Segment Start: EXTRACTED ENTRIES
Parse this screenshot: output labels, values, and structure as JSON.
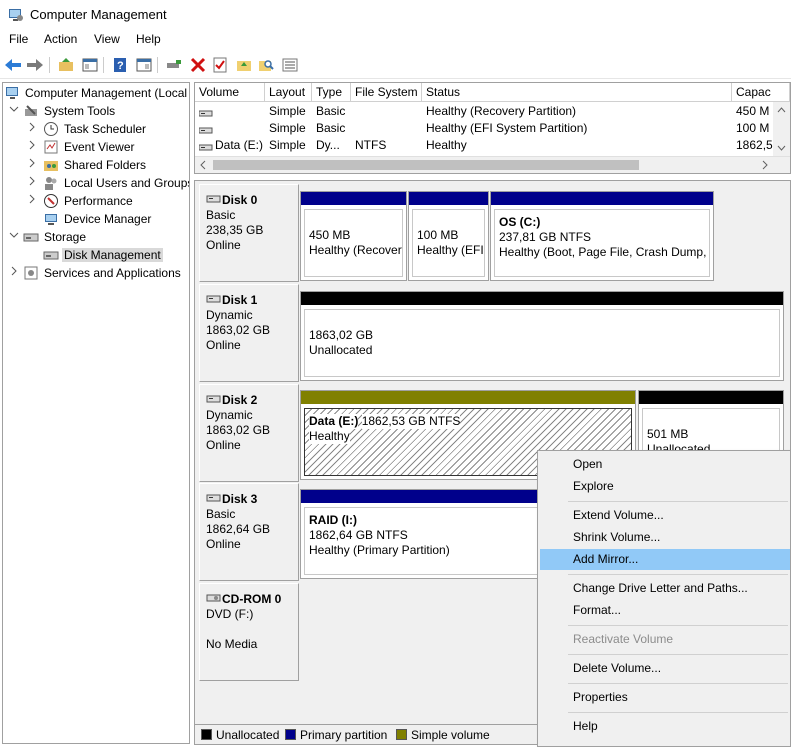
{
  "window": {
    "title": "Computer Management"
  },
  "menu": [
    "File",
    "Action",
    "View",
    "Help"
  ],
  "tree": [
    {
      "label": "Computer Management (Local",
      "indent": 0,
      "chev": "",
      "icon": "computer-management-icon"
    },
    {
      "label": "System Tools",
      "indent": 1,
      "chev": "v",
      "icon": "tools-icon"
    },
    {
      "label": "Task Scheduler",
      "indent": 2,
      "chev": ">",
      "icon": "clock-icon"
    },
    {
      "label": "Event Viewer",
      "indent": 2,
      "chev": ">",
      "icon": "event-viewer-icon"
    },
    {
      "label": "Shared Folders",
      "indent": 2,
      "chev": ">",
      "icon": "shared-folder-icon"
    },
    {
      "label": "Local Users and Groups",
      "indent": 2,
      "chev": ">",
      "icon": "users-icon"
    },
    {
      "label": "Performance",
      "indent": 2,
      "chev": ">",
      "icon": "performance-icon"
    },
    {
      "label": "Device Manager",
      "indent": 2,
      "chev": "",
      "icon": "device-manager-icon"
    },
    {
      "label": "Storage",
      "indent": 1,
      "chev": "v",
      "icon": "storage-icon"
    },
    {
      "label": "Disk Management",
      "indent": 2,
      "chev": "",
      "icon": "disk-icon",
      "selected": true
    },
    {
      "label": "Services and Applications",
      "indent": 1,
      "chev": ">",
      "icon": "services-icon"
    }
  ],
  "volume_list": {
    "columns": [
      "Volume",
      "Layout",
      "Type",
      "File System",
      "Status",
      "Capac"
    ],
    "rows": [
      [
        "",
        "Simple",
        "Basic",
        "",
        "Healthy (Recovery Partition)",
        "450 M"
      ],
      [
        "",
        "Simple",
        "Basic",
        "",
        "Healthy (EFI System Partition)",
        "100 M"
      ],
      [
        "Data (E:)",
        "Simple",
        "Dy...",
        "NTFS",
        "Healthy",
        "1862,5"
      ]
    ]
  },
  "disks": [
    {
      "name": "Disk 0",
      "type": "Basic",
      "size": "238,35 GB",
      "status": "Online"
    },
    {
      "name": "Disk 1",
      "type": "Dynamic",
      "size": "1863,02 GB",
      "status": "Online"
    },
    {
      "name": "Disk 2",
      "type": "Dynamic",
      "size": "1863,02 GB",
      "status": "Online"
    },
    {
      "name": "Disk 3",
      "type": "Basic",
      "size": "1862,64 GB",
      "status": "Online"
    },
    {
      "name": "CD-ROM 0",
      "type": "DVD (F:)",
      "size": "",
      "status": "No Media"
    }
  ],
  "partitions": {
    "d0p1": {
      "name": "",
      "size": "450 MB",
      "status": "Healthy (Recovery"
    },
    "d0p2": {
      "name": "",
      "size": "100 MB",
      "status": "Healthy (EFI"
    },
    "d0p3": {
      "name": "OS  (C:)",
      "size": "237,81 GB NTFS",
      "status": "Healthy (Boot, Page File, Crash Dump, P"
    },
    "d1p1": {
      "name": "",
      "size": "1863,02 GB",
      "status": "Unallocated"
    },
    "d2p1": {
      "name": "Data  (E:)",
      "size": "1862,53 GB NTFS",
      "status": "Healthy"
    },
    "d2p2": {
      "name": "",
      "size": "501 MB",
      "status": "Unallocated"
    },
    "d3p1": {
      "name": "RAID  (I:)",
      "size": "1862,64 GB NTFS",
      "status": "Healthy (Primary Partition)"
    }
  },
  "legend": [
    {
      "label": "Unallocated",
      "color": "#000000"
    },
    {
      "label": "Primary partition",
      "color": "#00008b"
    },
    {
      "label": "Simple volume",
      "color": "#808000"
    }
  ],
  "colors": {
    "primary": "#00008b",
    "unallocated": "#000000",
    "simple": "#808000",
    "highlight": "#91c9f7"
  },
  "context_menu": {
    "open": "Open",
    "explore": "Explore",
    "extend": "Extend Volume...",
    "shrink": "Shrink Volume...",
    "add_mirror": "Add Mirror...",
    "change_letter": "Change Drive Letter and Paths...",
    "format": "Format...",
    "reactivate": "Reactivate Volume",
    "delete": "Delete Volume...",
    "properties": "Properties",
    "help": "Help"
  }
}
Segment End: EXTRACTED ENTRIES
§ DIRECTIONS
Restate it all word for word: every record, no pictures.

§ WRITTEN REPLY
Parse this screenshot: output labels, values, and structure as JSON.
{
  "window": {
    "title": "Computer Management"
  },
  "menu": [
    "File",
    "Action",
    "View",
    "Help"
  ],
  "tree": [
    {
      "label": "Computer Management (Local",
      "indent": 0,
      "chev": "",
      "icon": "computer-management-icon"
    },
    {
      "label": "System Tools",
      "indent": 1,
      "chev": "v",
      "icon": "tools-icon"
    },
    {
      "label": "Task Scheduler",
      "indent": 2,
      "chev": ">",
      "icon": "clock-icon"
    },
    {
      "label": "Event Viewer",
      "indent": 2,
      "chev": ">",
      "icon": "event-viewer-icon"
    },
    {
      "label": "Shared Folders",
      "indent": 2,
      "chev": ">",
      "icon": "shared-folder-icon"
    },
    {
      "label": "Local Users and Groups",
      "indent": 2,
      "chev": ">",
      "icon": "users-icon"
    },
    {
      "label": "Performance",
      "indent": 2,
      "chev": ">",
      "icon": "performance-icon"
    },
    {
      "label": "Device Manager",
      "indent": 2,
      "chev": "",
      "icon": "device-manager-icon"
    },
    {
      "label": "Storage",
      "indent": 1,
      "chev": "v",
      "icon": "storage-icon"
    },
    {
      "label": "Disk Management",
      "indent": 2,
      "chev": "",
      "icon": "disk-icon",
      "selected": true
    },
    {
      "label": "Services and Applications",
      "indent": 1,
      "chev": ">",
      "icon": "services-icon"
    }
  ],
  "volume_list": {
    "columns": [
      "Volume",
      "Layout",
      "Type",
      "File System",
      "Status",
      "Capac"
    ],
    "rows": [
      [
        "",
        "Simple",
        "Basic",
        "",
        "Healthy (Recovery Partition)",
        "450 M"
      ],
      [
        "",
        "Simple",
        "Basic",
        "",
        "Healthy (EFI System Partition)",
        "100 M"
      ],
      [
        "Data (E:)",
        "Simple",
        "Dy...",
        "NTFS",
        "Healthy",
        "1862,5"
      ]
    ]
  },
  "disks": [
    {
      "name": "Disk 0",
      "type": "Basic",
      "size": "238,35 GB",
      "status": "Online"
    },
    {
      "name": "Disk 1",
      "type": "Dynamic",
      "size": "1863,02 GB",
      "status": "Online"
    },
    {
      "name": "Disk 2",
      "type": "Dynamic",
      "size": "1863,02 GB",
      "status": "Online"
    },
    {
      "name": "Disk 3",
      "type": "Basic",
      "size": "1862,64 GB",
      "status": "Online"
    },
    {
      "name": "CD-ROM 0",
      "type": "DVD (F:)",
      "size": "",
      "status": "No Media"
    }
  ],
  "partitions": {
    "d0p1": {
      "name": "",
      "size": "450 MB",
      "status": "Healthy (Recovery"
    },
    "d0p2": {
      "name": "",
      "size": "100 MB",
      "status": "Healthy (EFI"
    },
    "d0p3": {
      "name": "OS  (C:)",
      "size": "237,81 GB NTFS",
      "status": "Healthy (Boot, Page File, Crash Dump, P"
    },
    "d1p1": {
      "name": "",
      "size": "1863,02 GB",
      "status": "Unallocated"
    },
    "d2p1": {
      "name": "Data  (E:)",
      "size": "1862,53 GB NTFS",
      "status": "Healthy"
    },
    "d2p2": {
      "name": "",
      "size": "501 MB",
      "status": "Unallocated"
    },
    "d3p1": {
      "name": "RAID  (I:)",
      "size": "1862,64 GB NTFS",
      "status": "Healthy (Primary Partition)"
    }
  },
  "legend": [
    {
      "label": "Unallocated",
      "color": "#000000"
    },
    {
      "label": "Primary partition",
      "color": "#00008b"
    },
    {
      "label": "Simple volume",
      "color": "#808000"
    }
  ],
  "colors": {
    "primary": "#00008b",
    "unallocated": "#000000",
    "simple": "#808000",
    "highlight": "#91c9f7"
  },
  "context_menu": {
    "open": "Open",
    "explore": "Explore",
    "extend": "Extend Volume...",
    "shrink": "Shrink Volume...",
    "add_mirror": "Add Mirror...",
    "change_letter": "Change Drive Letter and Paths...",
    "format": "Format...",
    "reactivate": "Reactivate Volume",
    "delete": "Delete Volume...",
    "properties": "Properties",
    "help": "Help"
  }
}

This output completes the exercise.